- _Data under study_
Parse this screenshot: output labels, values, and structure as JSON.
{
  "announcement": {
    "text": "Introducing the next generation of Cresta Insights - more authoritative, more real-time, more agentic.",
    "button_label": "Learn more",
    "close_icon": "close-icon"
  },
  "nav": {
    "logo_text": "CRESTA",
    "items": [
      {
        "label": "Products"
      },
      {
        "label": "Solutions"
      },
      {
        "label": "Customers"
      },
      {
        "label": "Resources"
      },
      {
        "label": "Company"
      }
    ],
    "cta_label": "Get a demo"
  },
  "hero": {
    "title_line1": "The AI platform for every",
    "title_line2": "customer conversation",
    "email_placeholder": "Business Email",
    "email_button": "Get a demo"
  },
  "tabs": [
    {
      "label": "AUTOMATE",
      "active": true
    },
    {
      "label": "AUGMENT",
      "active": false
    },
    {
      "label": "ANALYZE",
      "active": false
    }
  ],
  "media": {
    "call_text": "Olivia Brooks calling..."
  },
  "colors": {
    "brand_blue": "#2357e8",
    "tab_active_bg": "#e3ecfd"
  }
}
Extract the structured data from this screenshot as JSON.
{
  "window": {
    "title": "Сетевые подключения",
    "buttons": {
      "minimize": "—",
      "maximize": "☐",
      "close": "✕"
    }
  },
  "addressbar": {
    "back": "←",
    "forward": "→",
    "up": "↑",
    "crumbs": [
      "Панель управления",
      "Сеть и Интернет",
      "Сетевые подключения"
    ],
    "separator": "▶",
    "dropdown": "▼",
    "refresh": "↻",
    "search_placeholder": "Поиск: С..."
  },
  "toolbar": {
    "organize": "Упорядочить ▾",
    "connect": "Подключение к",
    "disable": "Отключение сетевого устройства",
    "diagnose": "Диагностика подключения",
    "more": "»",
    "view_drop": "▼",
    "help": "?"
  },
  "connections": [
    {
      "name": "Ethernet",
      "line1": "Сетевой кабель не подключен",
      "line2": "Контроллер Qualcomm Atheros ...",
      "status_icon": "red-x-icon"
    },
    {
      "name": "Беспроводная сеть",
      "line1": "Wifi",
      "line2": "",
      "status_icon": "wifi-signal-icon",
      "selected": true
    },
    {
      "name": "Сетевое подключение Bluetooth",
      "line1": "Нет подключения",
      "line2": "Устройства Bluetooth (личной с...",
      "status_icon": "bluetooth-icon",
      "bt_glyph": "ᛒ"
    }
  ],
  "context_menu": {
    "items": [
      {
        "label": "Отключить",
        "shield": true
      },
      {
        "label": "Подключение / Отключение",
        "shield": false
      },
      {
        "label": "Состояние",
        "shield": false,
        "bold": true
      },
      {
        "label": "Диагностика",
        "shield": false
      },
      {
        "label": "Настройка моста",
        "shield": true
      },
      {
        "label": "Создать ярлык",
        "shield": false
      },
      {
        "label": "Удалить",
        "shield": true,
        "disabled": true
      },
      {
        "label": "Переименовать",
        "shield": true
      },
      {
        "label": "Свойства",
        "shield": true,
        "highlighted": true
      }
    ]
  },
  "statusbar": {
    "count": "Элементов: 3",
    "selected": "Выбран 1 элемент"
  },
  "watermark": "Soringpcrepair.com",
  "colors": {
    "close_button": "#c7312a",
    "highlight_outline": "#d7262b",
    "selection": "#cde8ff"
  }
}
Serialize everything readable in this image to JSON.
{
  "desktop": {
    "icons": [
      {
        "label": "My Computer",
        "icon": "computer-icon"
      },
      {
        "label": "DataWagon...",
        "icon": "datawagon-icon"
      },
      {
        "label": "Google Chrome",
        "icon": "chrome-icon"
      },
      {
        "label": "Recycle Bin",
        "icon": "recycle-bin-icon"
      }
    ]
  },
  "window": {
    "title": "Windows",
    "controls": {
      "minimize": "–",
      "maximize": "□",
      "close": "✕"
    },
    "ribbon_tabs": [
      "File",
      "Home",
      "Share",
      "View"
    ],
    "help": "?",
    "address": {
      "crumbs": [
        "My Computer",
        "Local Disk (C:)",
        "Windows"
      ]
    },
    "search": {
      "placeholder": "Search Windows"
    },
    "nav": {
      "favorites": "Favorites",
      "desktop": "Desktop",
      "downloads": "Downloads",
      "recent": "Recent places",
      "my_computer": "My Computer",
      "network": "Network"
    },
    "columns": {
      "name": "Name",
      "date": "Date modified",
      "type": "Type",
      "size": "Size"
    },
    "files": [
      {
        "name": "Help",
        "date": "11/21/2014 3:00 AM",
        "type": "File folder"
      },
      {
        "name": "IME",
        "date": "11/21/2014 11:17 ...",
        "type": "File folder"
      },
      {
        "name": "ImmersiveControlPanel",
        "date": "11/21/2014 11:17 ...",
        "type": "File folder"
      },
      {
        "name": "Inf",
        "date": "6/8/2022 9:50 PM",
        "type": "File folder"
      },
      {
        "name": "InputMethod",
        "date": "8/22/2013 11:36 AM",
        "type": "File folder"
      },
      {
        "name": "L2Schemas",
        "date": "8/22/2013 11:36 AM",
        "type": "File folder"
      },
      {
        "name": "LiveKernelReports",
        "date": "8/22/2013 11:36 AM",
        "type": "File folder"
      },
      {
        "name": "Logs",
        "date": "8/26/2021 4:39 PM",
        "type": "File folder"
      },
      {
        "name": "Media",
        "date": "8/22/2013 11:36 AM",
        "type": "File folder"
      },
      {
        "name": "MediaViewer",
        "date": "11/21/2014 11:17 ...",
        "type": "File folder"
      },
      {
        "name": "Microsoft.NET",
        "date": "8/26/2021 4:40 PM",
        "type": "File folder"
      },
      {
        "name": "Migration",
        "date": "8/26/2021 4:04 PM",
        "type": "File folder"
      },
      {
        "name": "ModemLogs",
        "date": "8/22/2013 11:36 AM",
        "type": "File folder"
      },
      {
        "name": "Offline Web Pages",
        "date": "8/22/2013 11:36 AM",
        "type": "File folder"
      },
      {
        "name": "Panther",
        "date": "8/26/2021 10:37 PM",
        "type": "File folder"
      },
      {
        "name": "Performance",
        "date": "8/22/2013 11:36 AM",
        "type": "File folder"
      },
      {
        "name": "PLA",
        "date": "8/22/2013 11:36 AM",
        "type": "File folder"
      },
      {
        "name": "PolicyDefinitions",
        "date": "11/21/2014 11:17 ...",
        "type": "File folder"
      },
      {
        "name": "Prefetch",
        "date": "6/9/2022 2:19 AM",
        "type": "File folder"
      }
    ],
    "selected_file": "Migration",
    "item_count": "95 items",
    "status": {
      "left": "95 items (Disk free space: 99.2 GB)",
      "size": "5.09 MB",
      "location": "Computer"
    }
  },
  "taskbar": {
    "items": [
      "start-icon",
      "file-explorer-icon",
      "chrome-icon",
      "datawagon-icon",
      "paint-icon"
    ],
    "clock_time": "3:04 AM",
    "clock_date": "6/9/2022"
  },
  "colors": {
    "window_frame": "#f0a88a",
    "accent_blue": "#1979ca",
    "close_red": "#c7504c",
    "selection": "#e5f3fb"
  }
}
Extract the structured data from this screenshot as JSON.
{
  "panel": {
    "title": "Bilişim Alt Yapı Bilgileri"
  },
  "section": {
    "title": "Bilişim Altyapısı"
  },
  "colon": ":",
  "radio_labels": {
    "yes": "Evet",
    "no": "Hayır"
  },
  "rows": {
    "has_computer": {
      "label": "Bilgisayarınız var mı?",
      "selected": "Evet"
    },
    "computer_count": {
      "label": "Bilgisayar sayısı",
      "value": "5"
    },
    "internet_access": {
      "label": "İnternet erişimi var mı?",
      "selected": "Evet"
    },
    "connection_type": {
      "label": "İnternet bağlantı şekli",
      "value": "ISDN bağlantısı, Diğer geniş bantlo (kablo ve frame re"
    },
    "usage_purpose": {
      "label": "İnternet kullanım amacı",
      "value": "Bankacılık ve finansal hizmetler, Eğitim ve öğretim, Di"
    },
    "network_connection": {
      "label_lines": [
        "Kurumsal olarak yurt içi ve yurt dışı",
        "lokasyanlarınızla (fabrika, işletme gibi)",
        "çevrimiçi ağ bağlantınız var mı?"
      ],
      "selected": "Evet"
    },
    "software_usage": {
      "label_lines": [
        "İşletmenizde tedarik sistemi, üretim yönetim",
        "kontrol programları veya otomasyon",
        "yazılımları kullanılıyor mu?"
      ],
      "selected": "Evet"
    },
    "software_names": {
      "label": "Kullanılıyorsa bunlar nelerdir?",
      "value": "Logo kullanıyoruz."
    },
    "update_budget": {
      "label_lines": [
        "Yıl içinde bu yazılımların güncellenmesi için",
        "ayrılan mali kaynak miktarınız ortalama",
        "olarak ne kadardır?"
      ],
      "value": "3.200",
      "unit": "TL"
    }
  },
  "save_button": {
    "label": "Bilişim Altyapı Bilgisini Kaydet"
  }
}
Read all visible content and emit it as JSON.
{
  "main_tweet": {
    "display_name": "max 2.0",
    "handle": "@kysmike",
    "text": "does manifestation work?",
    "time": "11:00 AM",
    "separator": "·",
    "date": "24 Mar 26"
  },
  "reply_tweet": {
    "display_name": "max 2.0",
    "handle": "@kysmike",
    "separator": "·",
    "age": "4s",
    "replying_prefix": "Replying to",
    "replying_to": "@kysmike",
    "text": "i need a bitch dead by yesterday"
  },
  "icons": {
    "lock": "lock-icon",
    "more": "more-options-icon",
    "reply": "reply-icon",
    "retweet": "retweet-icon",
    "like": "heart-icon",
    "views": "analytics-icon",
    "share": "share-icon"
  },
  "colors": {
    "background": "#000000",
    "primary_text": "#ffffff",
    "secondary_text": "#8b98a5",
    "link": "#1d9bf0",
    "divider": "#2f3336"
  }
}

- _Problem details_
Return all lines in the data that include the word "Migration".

- _Finished exercise_
        "name": "Migration",
    "selected_file": "Migration",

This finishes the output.